U. S. Representative Tom Cotton Speaks At Chamber Banquet
United States Representative Tom Cotton was the guest speaker at the Charleston Chamber of Commerce Banquet that was held last Saturday in the Charleston Elementary and Middle School cafeteria.
Rep. Cotton represents the Fourth Congressional District of Arkansas. He is serving his first term in the House and sits on the Financial Services and House Foreign Affairs Committees.
Rep. Cotton said it was a great privilege to speak at the Chamber Banquet and talked about the vital role that the Chamber plays in the community and thanked Chamber members for the opportunities that they provided for all.
He also told the crowd about some of the friendships that he had made since being elected to Congress and said that the first two months of his term has been very uplifting, adding that he did go in with any type of expectations.
Rep Cotton said that he tried to emulate U. S. Senator Dr. Tom Coburn from Oklahoma by being honest and upfront with everyone even if he disagrees with them.
Rep. Cotton talked to those present about the budget and that he wanted to have real tax reform to give people more opportunity to help achieve the American Dream for yourself and your children.
He also said that there needed to be reduced spending and reduced taxes.

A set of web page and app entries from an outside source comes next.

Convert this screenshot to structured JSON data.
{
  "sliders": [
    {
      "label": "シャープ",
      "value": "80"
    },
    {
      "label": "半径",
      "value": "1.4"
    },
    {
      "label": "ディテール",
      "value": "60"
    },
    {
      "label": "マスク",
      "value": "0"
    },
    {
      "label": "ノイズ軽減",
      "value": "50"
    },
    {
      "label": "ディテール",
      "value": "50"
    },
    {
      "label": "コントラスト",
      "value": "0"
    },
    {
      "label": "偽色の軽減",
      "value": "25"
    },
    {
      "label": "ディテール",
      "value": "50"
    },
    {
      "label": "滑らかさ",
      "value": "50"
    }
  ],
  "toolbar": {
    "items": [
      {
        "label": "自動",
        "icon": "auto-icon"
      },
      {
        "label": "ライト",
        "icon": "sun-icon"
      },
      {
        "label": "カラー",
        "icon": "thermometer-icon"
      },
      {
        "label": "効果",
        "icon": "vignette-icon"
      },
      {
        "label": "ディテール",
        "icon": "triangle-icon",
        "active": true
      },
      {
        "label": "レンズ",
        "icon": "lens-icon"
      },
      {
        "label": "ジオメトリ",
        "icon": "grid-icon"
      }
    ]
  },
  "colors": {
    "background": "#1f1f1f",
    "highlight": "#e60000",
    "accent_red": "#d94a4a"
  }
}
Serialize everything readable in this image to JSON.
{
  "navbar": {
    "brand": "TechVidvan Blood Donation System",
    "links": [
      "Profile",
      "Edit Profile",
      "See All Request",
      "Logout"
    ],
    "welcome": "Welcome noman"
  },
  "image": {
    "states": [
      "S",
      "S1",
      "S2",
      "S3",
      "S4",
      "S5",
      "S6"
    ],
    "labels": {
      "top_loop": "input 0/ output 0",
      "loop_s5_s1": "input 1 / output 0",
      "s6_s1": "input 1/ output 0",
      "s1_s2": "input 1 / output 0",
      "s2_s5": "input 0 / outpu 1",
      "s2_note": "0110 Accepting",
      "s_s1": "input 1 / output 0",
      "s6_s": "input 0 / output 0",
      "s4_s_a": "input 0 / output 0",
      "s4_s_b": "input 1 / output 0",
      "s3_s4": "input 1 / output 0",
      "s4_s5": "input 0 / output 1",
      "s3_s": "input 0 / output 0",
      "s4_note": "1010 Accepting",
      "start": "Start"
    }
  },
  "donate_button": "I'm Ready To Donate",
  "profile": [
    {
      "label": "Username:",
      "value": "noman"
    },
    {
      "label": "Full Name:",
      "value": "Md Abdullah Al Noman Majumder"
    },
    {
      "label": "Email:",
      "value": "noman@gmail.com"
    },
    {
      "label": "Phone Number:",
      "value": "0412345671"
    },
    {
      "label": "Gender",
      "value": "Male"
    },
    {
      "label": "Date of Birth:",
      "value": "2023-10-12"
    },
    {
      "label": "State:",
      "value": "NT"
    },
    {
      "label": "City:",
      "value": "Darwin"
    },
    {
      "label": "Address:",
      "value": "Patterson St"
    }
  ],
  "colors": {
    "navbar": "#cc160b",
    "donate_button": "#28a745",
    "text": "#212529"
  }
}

When the government grows as large as it is it crowds people out, he added.
Rep. Cotton also talked about the importance of having a balanced budget, something he would like to accomplish in he next 10 years.
The military has suffered spending cuts, but we remain a dangerous world, Rep. Cotton said adding that he wants to restore more money to the military. He wanted a budget that would help give prosperity, opportunity and security to all, he added.
The budget is more than just numbers, it reflects choices, he said.
Born and raised on his family’s cattle farm in Yell County, Rep. Cotton is a sixth generation Arkansan and a native of the congressional district he now represents. He graduated from Dardanelle high school, Harvard, and Harvard Law School.
The 9/11 attacks, which occurred during his final year in law school, caused him to leave law after a clerkship with the U.S. Court of Appeals and a brief period in private practice to join the armed forces. He declined a commission as a JAG attorney and instead joined the United States Army as an Infantry Officer.
He served nearly five years on active duty, completing two combat tours in Iraq and Afghanistan. He served in Iraq with the 101st Airborne, where he led an infantry platoon in daily combat patrols. His military decorations include the Bronze Star Medal, Combat Infantry Badge, and Ranger Tab.
Between his two combat tours, he served as a platoon leader with The Old Guard at Arlington National Cemetery. He then served in Afghanistan as the operations officer for a Provincial Reconstruction Team.
After leaving active duty and before being elected to Congress, he worked as a management consultant for McKinsey & Co.